A brand new year, possibly a new hangover and WTF, here’s a list of things you wrote down last night as resolutions. Now that the pounding in your head is beginning to subside it may be time to reexamine that list. If there’s anything of value you’re going to need a few things.
First you need motivation. Perhaps the top resolution of all time is to lose weight. It’s fairly standard and quite popular. Let’s use that as our prime example.
But wait a minute… You have to change your eating habits and exercise routine to lose weight. Unless you have a tapeworm and trust me, that’s not a good option. So if you’re not properly motivated to lose weight you might have blown a bundle on a gym membership or pills/powders/magic potions, etc. Poof. Your wallet is lighter.
At my age (I tell people I’m twenty-five so yes, I lie. It’s okay, no-one believes me.) I can’t afford to keep extra weight on my body. I had hip surgery as a toddler and I want to be able to walk for my entire life, not just now. If I ever get married I want to be able to do lots of things with my husband, who I expect to be at least equally active. I’ve always wanted to be athletic so there’s my motivation and an example for everyone reading this.
Should you see a doctor first? Probably. Don’t sue me if you don’t. He or she can investigate and see if you have a thyroid condition (or some other medical malady) that’s preventing your body from natural weight regulation. This is only a blog. I can’t do that for you. But if your physician offers you help you should probably take it.
Here are a few free weight loss tips: ditch the sugary drinks, get rid of ‘fat free,’ and ‘diet’ foods because they usually replace ingredients with things you may not expect, and chew your fruits and veggies. Replace manufactured snacks like chips and candy bars with nuts and fruit. Learn to ask your stomach, not your thoughts, if you really want that next bit of food. Beware of ‘diets’ because they start with the word ‘die.’
One cookie or slice of pie once in a while won’t make much of a difference so don’t sweat it if you indulge on occasion. Just don’t make it a daily thing. You might crave certain foods for a while but once you start eating food that’s closer to its natural state your tastes should start to change. Give it a chance.
As someone with food allergies I do feel compelled to alert you to the possibility. If any food causes your mouth to tingle or your tongue to start swelling spit it out immediately and get medical help. Anything carbonated works to quell my allergies (I don’t carry an Epi-pen) but you might be different. Please don’t take chances.
Determine whether it’s better to step on the scales daily or weekly. Almost anything measurable can be tracked over time and seeing progress will be a boost to your self-confidence. Seeing weight gain can alert you to the need for fewer calories or more exercise.

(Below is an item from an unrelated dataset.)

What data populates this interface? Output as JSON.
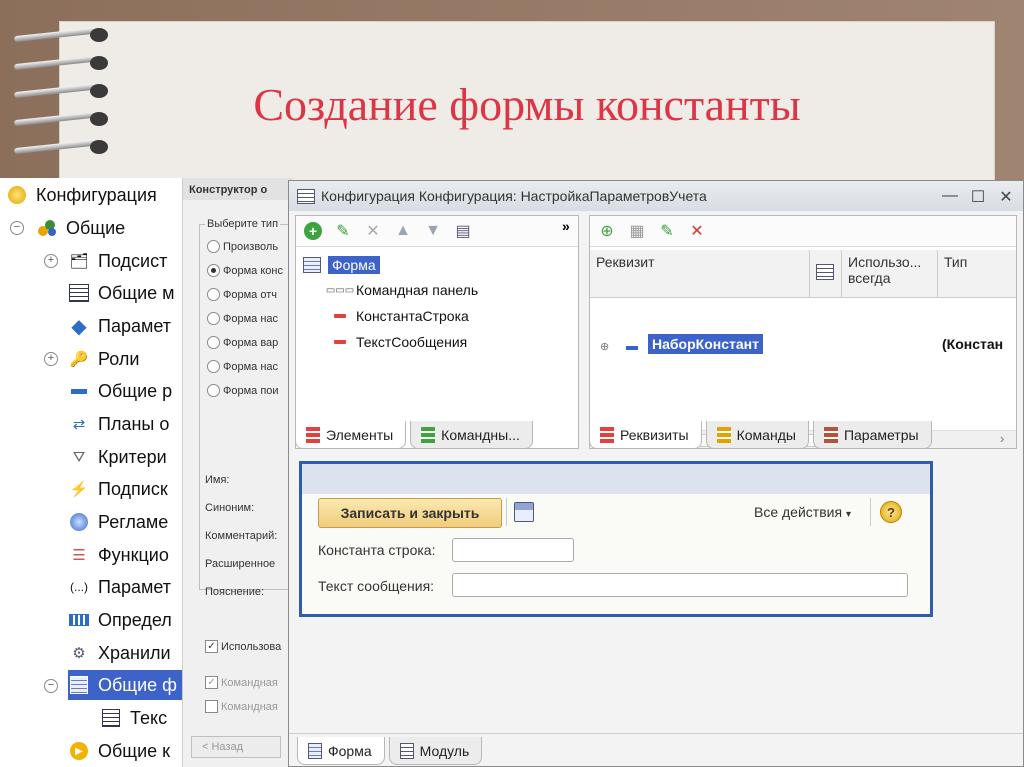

Another reason to check with a doctor is the exercise component. You don’t want to get injured from workouts. Your doctor might even be able to recommend how intensely you should workout. You don’t want to aggravate any old injuries. The goal is to improve, not make things worse.
And that’s it for my tips on weight loss. Except for this. I’ve lost nearly twenty pounds in the last year. No ‘diet,’ just eating better, no workout ‘plan’ except for more stairs and learning how to dance (something new for me and I’m terrible at it.) Yes, I could have lost weight faster if I’d neglected the effort to put on muscle; but muscles burn more calories. There’s no deadline for creating a better lifestyle, just a lifeline to better health.
The next thing you’ll need is a commitment. Generally that requires some reason. People who commit crimes need motives–and so do you. Look at the reasons why you want to fulfill a resolution. Unless you’re doing it for yourself it’ll likely fail.
It might be a secondary resolution, like losing weight so your wife will quit nagging, but take another look. Find the selfish part of that. If you become more physically attractive your wife will (probably) want to be more intimate with you. (If she doesn’t, send her to me and we’ll have a little ‘chat.’ Just kidding.)
Maybe you’re less selfish than most and want to help others. You’ll be in a much better position to do that if you’re not the one in need. If you want a definition of commitment it might be this–the determination to not quit in spite of setbacks and discouragement.
It puzzles me when people question my resolve to be fitter and healthier. “You look fine,” they say. Really? Thanks. But ‘fine’ isn’t good enough. I’ve seen my body naked and there’s room for improvement. You haven’t unless you’re some kind of Peeping Tom. (And if you are, shame on you. Besides, you’ll recover. Eventually. Serves you right, when you think about it.)
The last thing you’ll need is time. It takes longer to pick out tasty, healthy food than to grab snacks diabolically located near the check-out. It takes time to walk, take the stairs, lift weights, dance, etc. But if you live longer in a fitter body and can still do things you enjoy in your golden years, it’ll have been worth it.
So there you have it. Motivation, commitment and time. The ‘formula’ should work for other resolutions as well. So it’s up to you. What do you really want?